If your mental health has suffered due to the accident, you can provide records from your treatment to prove emotional damages. For instance, you might authorize your therapist to hand over notes from your therapy sessions or provide proof of your psychiatrist prescribing you medication for the treatment of depression, anxiety, or other mental health conditions that resulted from the accident.
Your Own Testimony
As the victim, you will likely provide testimony about the accident’s impact on your life. Depending on the damages you’re seeking, you might discuss activities that your injuries prevent you from participating in, the pain caused by your injury or disability, or the emotional aftermath of the accident.
Journal entries or recordings can help corroborate your testimony.
Friends, family members, and other people who know and interact with you can provide their own testimony about how the accident has visibly affected you. For example, a loved one can testify that you’ve stopped leaving the house due to overwhelming fear of car accidents or intense physical pain.
Or, they could testify that you were cheerful and upbeat before the accident, but the accident and subsequent disability have caused you such severe depression that you’ve stopped getting out of bed most mornings.
In some cases, medical professionals can provide witness testimony as well. For instance, one of the medical professionals you’ve worked with may testify that while you have improved since the accident, you will likely suffer from chronic pain for the rest of your life.
How a Personal Injury Lawyer Can Maximize Your Settlement
While it’s possible to claim economic and non-economic damages after a car accident successfully, it’s much harder to do by yourself. A skilled auto accident attorney at our law firm can ensure you receive the settlement you’re owed.
We can help you determine what damages you can pursue, collect evidence of your damages, locate witnesses, and negotiate a fair settlement amount on your behalf.
Schedule a Free Consultation with Cochran, Kroll & Associates, P.C.
If you’re considering filing a claim against the at-fault driver, Cochran, Kroll & Associates, P.C. can provide you with the legal representation you need to win your case.
With Cochran, Kroll & Associates, P.C., you can rest assured that skilled lawyers handle your case. Our law firm has successfully settled many car accident claims, winning victims of car collisions high payouts. Additionally, our senior partner, Eileen Kroll, has extensive experience working in the medical field and can provide the court and opposing party with vital information about your injuries and prognosis.
Our contingency fee basis means we only get paid if we win your case, so there is no financial risk to you to get started. Call our law firm today at 1-866-MICH-LAW and schedule your no-obligation, free case evaluation.

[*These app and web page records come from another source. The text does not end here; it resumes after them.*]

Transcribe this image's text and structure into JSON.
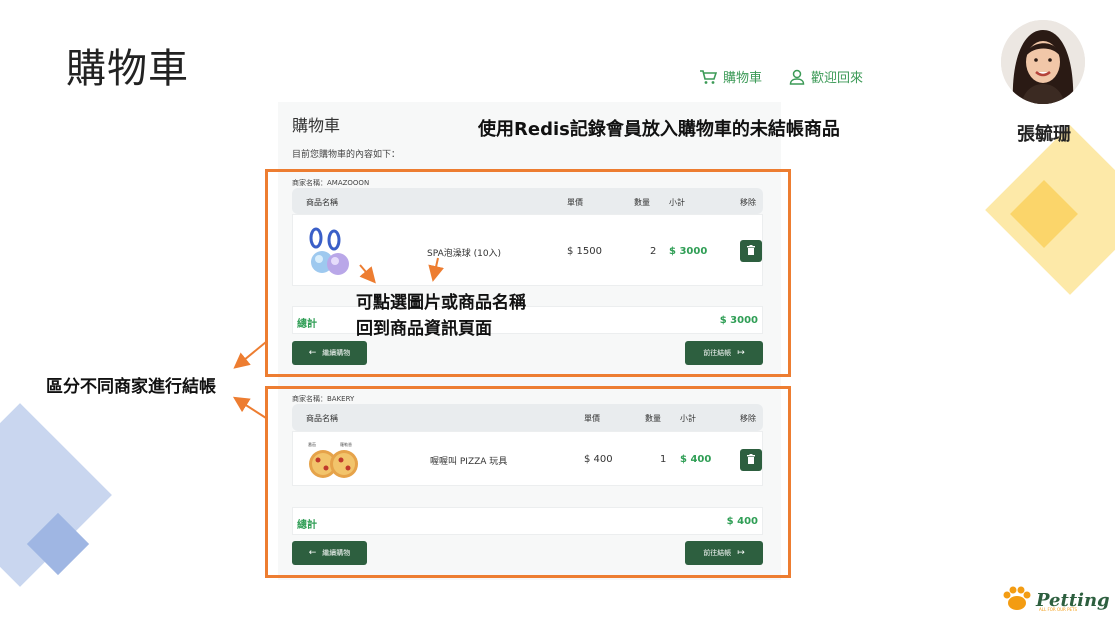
{
  "slide": {
    "title": "購物車",
    "presenter_name": "張毓珊"
  },
  "nav": {
    "cart_label": "購物車",
    "welcome_label": "歡迎回來"
  },
  "cart": {
    "heading": "購物車",
    "subheading": "目前您購物車的內容如下：",
    "columns": {
      "product": "商品名稱",
      "price": "單價",
      "quantity": "數量",
      "subtotal": "小計",
      "remove": "移除"
    },
    "merchants": [
      {
        "label": "商家名稱：AMAZOOON",
        "items": [
          {
            "name": "SPA泡澡球 (10入)",
            "price": "$ 1500",
            "quantity": "2",
            "subtotal": "$ 3000"
          }
        ],
        "total_label": "總計",
        "total_value": "$ 3000",
        "continue_label": "繼續購物",
        "checkout_label": "前往結帳"
      },
      {
        "label": "商家名稱：BAKERY",
        "items": [
          {
            "name": "喔喔叫 PIZZA 玩具",
            "price": "$ 400",
            "quantity": "1",
            "subtotal": "$ 400"
          }
        ],
        "total_label": "總計",
        "total_value": "$ 400",
        "continue_label": "繼續購物",
        "checkout_label": "前往結帳"
      }
    ]
  },
  "annotations": {
    "redis_note": "使用Redis記錄會員放入購物車的未結帳商品",
    "click_note_line1": "可點選圖片或商品名稱",
    "click_note_line2": "回到商品資訊頁面",
    "merchant_note": "區分不同商家進行結帳"
  },
  "pizza_labels": [
    "番茄",
    "羅勒香"
  ],
  "logo": {
    "name": "Petting",
    "tagline": "ALL FOR OUR PETS"
  },
  "colors": {
    "accent_green": "#2f9e55",
    "button_green": "#2d5f3f",
    "highlight_orange": "#ed7d31"
  }
}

Disclaimer : The information provided is general and not for legal advice. The blogs are not intended to provide legal counsel and no attorney-client relationship is created nor intended.